▶ [The task]
All entries below must be written out verbatim, and the images must be dropped.

★ ★ ★ ★ ★ ★ ★

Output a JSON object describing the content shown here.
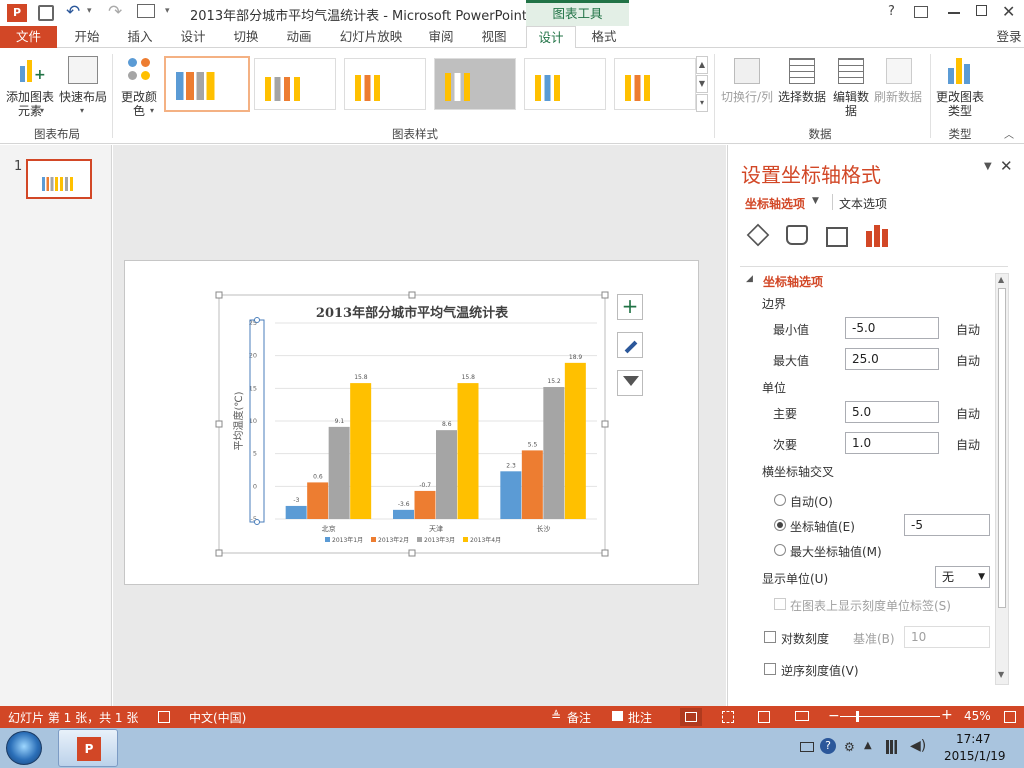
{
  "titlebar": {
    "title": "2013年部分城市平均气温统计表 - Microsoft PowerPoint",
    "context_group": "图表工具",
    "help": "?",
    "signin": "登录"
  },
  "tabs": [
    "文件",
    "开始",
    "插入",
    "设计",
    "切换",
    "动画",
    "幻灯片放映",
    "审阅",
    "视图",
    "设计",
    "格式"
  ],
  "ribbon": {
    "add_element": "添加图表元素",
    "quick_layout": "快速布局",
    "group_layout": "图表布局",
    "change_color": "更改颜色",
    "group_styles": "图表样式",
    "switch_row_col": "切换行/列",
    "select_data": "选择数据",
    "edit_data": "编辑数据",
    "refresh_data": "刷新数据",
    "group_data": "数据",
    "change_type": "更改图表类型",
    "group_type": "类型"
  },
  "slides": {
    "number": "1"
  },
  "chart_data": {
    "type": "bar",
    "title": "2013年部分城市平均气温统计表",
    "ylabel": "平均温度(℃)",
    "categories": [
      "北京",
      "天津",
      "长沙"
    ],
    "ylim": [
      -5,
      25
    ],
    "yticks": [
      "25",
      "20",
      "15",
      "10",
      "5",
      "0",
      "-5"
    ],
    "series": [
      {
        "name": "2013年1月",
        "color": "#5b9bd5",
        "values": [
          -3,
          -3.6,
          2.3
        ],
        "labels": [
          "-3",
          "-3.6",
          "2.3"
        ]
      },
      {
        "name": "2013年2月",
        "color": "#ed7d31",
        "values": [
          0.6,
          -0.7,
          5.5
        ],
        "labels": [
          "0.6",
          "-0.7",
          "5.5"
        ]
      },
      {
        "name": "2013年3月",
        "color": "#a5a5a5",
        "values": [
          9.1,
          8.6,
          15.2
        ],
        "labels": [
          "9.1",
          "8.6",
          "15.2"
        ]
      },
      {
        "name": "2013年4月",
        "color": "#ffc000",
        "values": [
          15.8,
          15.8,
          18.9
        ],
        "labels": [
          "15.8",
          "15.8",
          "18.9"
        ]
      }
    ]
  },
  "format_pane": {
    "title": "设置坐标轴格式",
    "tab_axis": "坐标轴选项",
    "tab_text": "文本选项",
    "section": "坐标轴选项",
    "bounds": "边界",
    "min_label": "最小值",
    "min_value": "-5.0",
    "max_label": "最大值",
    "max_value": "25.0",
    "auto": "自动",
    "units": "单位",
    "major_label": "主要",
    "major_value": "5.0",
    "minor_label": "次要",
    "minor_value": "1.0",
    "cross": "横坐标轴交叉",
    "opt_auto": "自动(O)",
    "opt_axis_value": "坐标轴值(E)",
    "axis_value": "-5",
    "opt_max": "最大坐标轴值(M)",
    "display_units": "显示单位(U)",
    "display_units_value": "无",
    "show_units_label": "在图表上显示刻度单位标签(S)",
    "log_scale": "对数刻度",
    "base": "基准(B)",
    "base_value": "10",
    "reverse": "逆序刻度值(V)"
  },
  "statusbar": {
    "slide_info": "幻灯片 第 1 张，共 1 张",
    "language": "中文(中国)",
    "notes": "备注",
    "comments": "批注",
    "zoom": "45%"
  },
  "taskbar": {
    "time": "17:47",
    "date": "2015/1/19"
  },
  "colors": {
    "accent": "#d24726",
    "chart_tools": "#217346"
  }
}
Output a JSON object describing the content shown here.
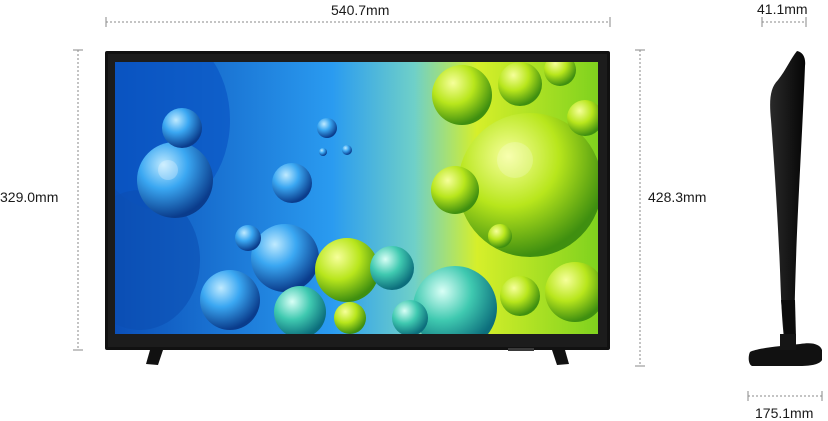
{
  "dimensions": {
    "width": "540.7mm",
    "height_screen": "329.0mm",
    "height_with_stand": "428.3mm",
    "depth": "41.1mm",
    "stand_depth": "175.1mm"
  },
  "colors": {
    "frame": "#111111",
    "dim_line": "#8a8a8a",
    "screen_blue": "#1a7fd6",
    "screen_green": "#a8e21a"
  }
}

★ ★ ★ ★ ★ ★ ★

▶ [Answer to the problem]
Output a JSON object describing the content shown here.
{
  "titlebar": {
    "title": "2013年部分城市平均气温统计表 - Microsoft PowerPoint",
    "context_group": "图表工具",
    "help": "?",
    "signin": "登录"
  },
  "tabs": [
    "文件",
    "开始",
    "插入",
    "设计",
    "切换",
    "动画",
    "幻灯片放映",
    "审阅",
    "视图",
    "设计",
    "格式"
  ],
  "ribbon": {
    "add_element": "添加图表元素",
    "quick_layout": "快速布局",
    "group_layout": "图表布局",
    "change_color": "更改颜色",
    "group_styles": "图表样式",
    "switch_row_col": "切换行/列",
    "select_data": "选择数据",
    "edit_data": "编辑数据",
    "refresh_data": "刷新数据",
    "group_data": "数据",
    "change_type": "更改图表类型",
    "group_type": "类型"
  },
  "slides": {
    "number": "1"
  },
  "chart_data": {
    "type": "bar",
    "title": "2013年部分城市平均气温统计表",
    "ylabel": "平均温度(℃)",
    "categories": [
      "北京",
      "天津",
      "长沙"
    ],
    "ylim": [
      -5,
      25
    ],
    "yticks": [
      "25",
      "20",
      "15",
      "10",
      "5",
      "0",
      "-5"
    ],
    "series": [
      {
        "name": "2013年1月",
        "color": "#5b9bd5",
        "values": [
          -3,
          -3.6,
          2.3
        ],
        "labels": [
          "-3",
          "-3.6",
          "2.3"
        ]
      },
      {
        "name": "2013年2月",
        "color": "#ed7d31",
        "values": [
          0.6,
          -0.7,
          5.5
        ],
        "labels": [
          "0.6",
          "-0.7",
          "5.5"
        ]
      },
      {
        "name": "2013年3月",
        "color": "#a5a5a5",
        "values": [
          9.1,
          8.6,
          15.2
        ],
        "labels": [
          "9.1",
          "8.6",
          "15.2"
        ]
      },
      {
        "name": "2013年4月",
        "color": "#ffc000",
        "values": [
          15.8,
          15.8,
          18.9
        ],
        "labels": [
          "15.8",
          "15.8",
          "18.9"
        ]
      }
    ]
  },
  "format_pane": {
    "title": "设置坐标轴格式",
    "tab_axis": "坐标轴选项",
    "tab_text": "文本选项",
    "section": "坐标轴选项",
    "bounds": "边界",
    "min_label": "最小值",
    "min_value": "-5.0",
    "max_label": "最大值",
    "max_value": "25.0",
    "auto": "自动",
    "units": "单位",
    "major_label": "主要",
    "major_value": "5.0",
    "minor_label": "次要",
    "minor_value": "1.0",
    "cross": "横坐标轴交叉",
    "opt_auto": "自动(O)",
    "opt_axis_value": "坐标轴值(E)",
    "axis_value": "-5",
    "opt_max": "最大坐标轴值(M)",
    "display_units": "显示单位(U)",
    "display_units_value": "无",
    "show_units_label": "在图表上显示刻度单位标签(S)",
    "log_scale": "对数刻度",
    "base": "基准(B)",
    "base_value": "10",
    "reverse": "逆序刻度值(V)"
  },
  "statusbar": {
    "slide_info": "幻灯片 第 1 张，共 1 张",
    "language": "中文(中国)",
    "notes": "备注",
    "comments": "批注",
    "zoom": "45%"
  },
  "taskbar": {
    "time": "17:47",
    "date": "2015/1/19"
  },
  "colors": {
    "accent": "#d24726",
    "chart_tools": "#217346"
  }
}
Output a JSON object describing the content shown here.
{
  "dimensions": {
    "width": "540.7mm",
    "height_screen": "329.0mm",
    "height_with_stand": "428.3mm",
    "depth": "41.1mm",
    "stand_depth": "175.1mm"
  },
  "colors": {
    "frame": "#111111",
    "dim_line": "#8a8a8a",
    "screen_blue": "#1a7fd6",
    "screen_green": "#a8e21a"
  }
}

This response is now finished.